When I saw the oily slick on the water and when the mare went to drink and no fish congregated around her lips I knew all were gone. Last night they were there, this morning, sometime before I went out to feed, probably while the gentle rain fell through the gloom of dawn, a great blue heron had paused on its way south to fortify itself for the rest of its flight.

I could not begrudge the bird, and it was my fault that there were no survivors. I could have put screen over the center of the trough but I didn’t. Some of those fish were ten years and more old. Now they were calories fueling a bird.

PS — 10/16  Good news!  There are a couple goldfish left.  Understandably, they are unwilling to come up to a horse’s lips in search of food right now.

I’m just peachy

Peaches. That’s what’s on my mind. Last week I was given a couple dozen of them by a friend, freshly picked off his tree and handed over in a brown grocery bag where they would ripen. A couple days ago I remembered to check them and they were ready to go.

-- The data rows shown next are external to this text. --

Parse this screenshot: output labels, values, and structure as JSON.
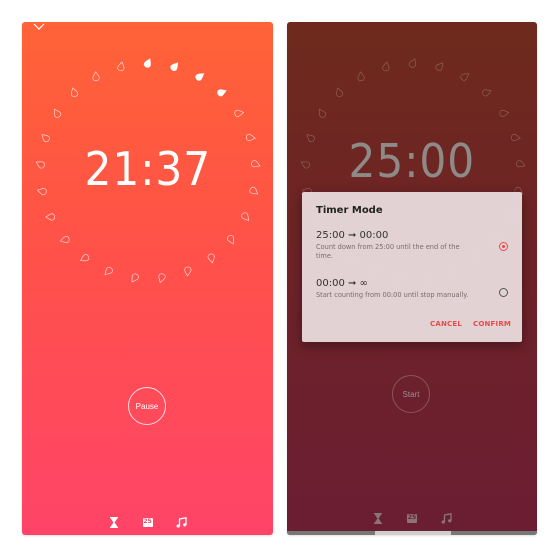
{
  "colors": {
    "accent": "#e84a4a",
    "left_bg_top": "#ff6337",
    "left_bg_bottom": "#ff4468",
    "right_bg_top": "#6e2a1c",
    "right_bg_bottom": "#6b1e33"
  },
  "left_screen": {
    "collapse_icon": "chevron-down-icon",
    "clock": "21:37",
    "timer_ring": {
      "total_drops": 25,
      "filled_drops": 4
    },
    "action_button": "Pause",
    "bottom_bar": {
      "icons": [
        "hourglass-icon",
        "calendar-icon",
        "music-note-icon"
      ],
      "calendar_day": "25"
    }
  },
  "right_screen": {
    "clock": "25:00",
    "timer_ring": {
      "total_drops": 25,
      "filled_drops": 0
    },
    "action_button": "Start",
    "bottom_bar": {
      "icons": [
        "hourglass-icon",
        "calendar-icon",
        "music-note-icon"
      ],
      "calendar_day": "25"
    },
    "dialog": {
      "title": "Timer Mode",
      "options": [
        {
          "label": "25:00 ➞ 00:00",
          "description": "Count down from 25:00 until the end of the time.",
          "selected": true
        },
        {
          "label": "00:00 ➞ ∞",
          "description": "Start counting from 00:00 until stop manually.",
          "selected": false
        }
      ],
      "cancel_label": "CANCEL",
      "confirm_label": "CONFIRM"
    }
  }
}
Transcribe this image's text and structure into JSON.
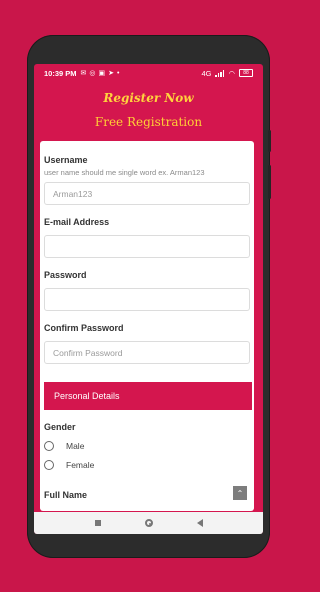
{
  "status": {
    "time": "10:39 PM",
    "left_icons": [
      "message-icon",
      "whatsapp-icon",
      "gallery-icon",
      "telegram-icon",
      "more-icon"
    ],
    "right_text": "4G",
    "battery": "88"
  },
  "header": {
    "title_script": "Register Now",
    "title_sub": "Free Registration"
  },
  "form": {
    "username": {
      "label": "Username",
      "hint": "user name should me single word ex. Arman123",
      "placeholder": "Arman123"
    },
    "email": {
      "label": "E-mail Address",
      "placeholder": ""
    },
    "password": {
      "label": "Password",
      "placeholder": ""
    },
    "confirm_password": {
      "label": "Confirm Password",
      "placeholder": "Confirm Password"
    },
    "section_personal": "Personal Details",
    "gender": {
      "label": "Gender",
      "options": [
        "Male",
        "Female"
      ]
    },
    "full_name": {
      "label": "Full Name"
    }
  },
  "colors": {
    "accent": "#d4164e",
    "background": "#c9164a",
    "header_text": "#ffd33d"
  }
}
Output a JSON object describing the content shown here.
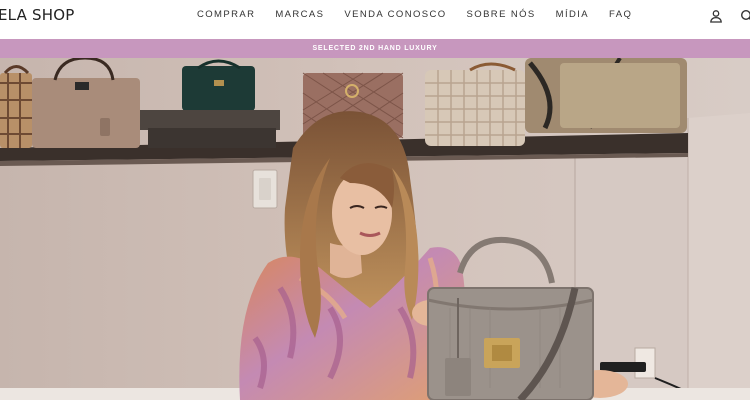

In the past I’ve made jams and liqueurs, but as yummy as they’ve been I didn’t want to do that again, particularly since I still have over a quart of peach liqueur left from last year. The peaches couldn’t wait for me to decide what to do so I decided to dry them. Easy peasy and I love dried fruit, so that was the way to go.

Ron’s peaches were all at the same perfect stage of ripe, and they all were wonderfully free of bug and bird damage, as well as bruising. Processing them was simple: Clean as needed, remove any damaged spots, cut around the peach equator and twist to break the peach into two, then pry out the pit, and slice the halves. Pop the end pieces in my mouth and place the rest on the dryer trays.

My dryer is the old fashioned kind — its contents are air dried. The drying takes longer than it would with an electric dehydrator but mine doesn’t use any power and I live in a dry climate so there’s no mold. The food being dried is protected from bugs and dust by a fine mesh cover that zips closed. The dryer is advertised as solar powered but I’ve hung mine inside the house, from the ceiling in my kitchen and have even rigged up a rope and pulley system so I don’t have to get on a ladder to check on how things are going.

Things are going nicely, two days later, as you can see. Maybe next week I’ll get to taste test. Yum!

 

April Snow

Snow at dusk in April

It had been a brutal day, a hard edged wind coming from the north and cutting through the many layers she wore.  Even when the sun broke through the heavy clouds it was cold, cold for late April.  But here in the mountains of New Mexico weather was like that.  Nothing unusual at all.

For a brief moment at sunset a rosy golden light limned the mesa top, gone as quickly as it had come.  She smelled rain, but there was nothing yet to moisten the dust and the struggling grass that was already turning gray with thirst.  It would come, though, she knew it.  If she could smell it, it would come.

She built a fire in the wood stove, smiling at the fancy she’d had that she was done building fires till next fall.  She settled into the evening, waiting.

The wind stopped.  The world held its breath.  Silently fluffy white flakes drifted down into the dusk, covering the branches of the apple trees that were only this morning braving the first bright green leaves of spring.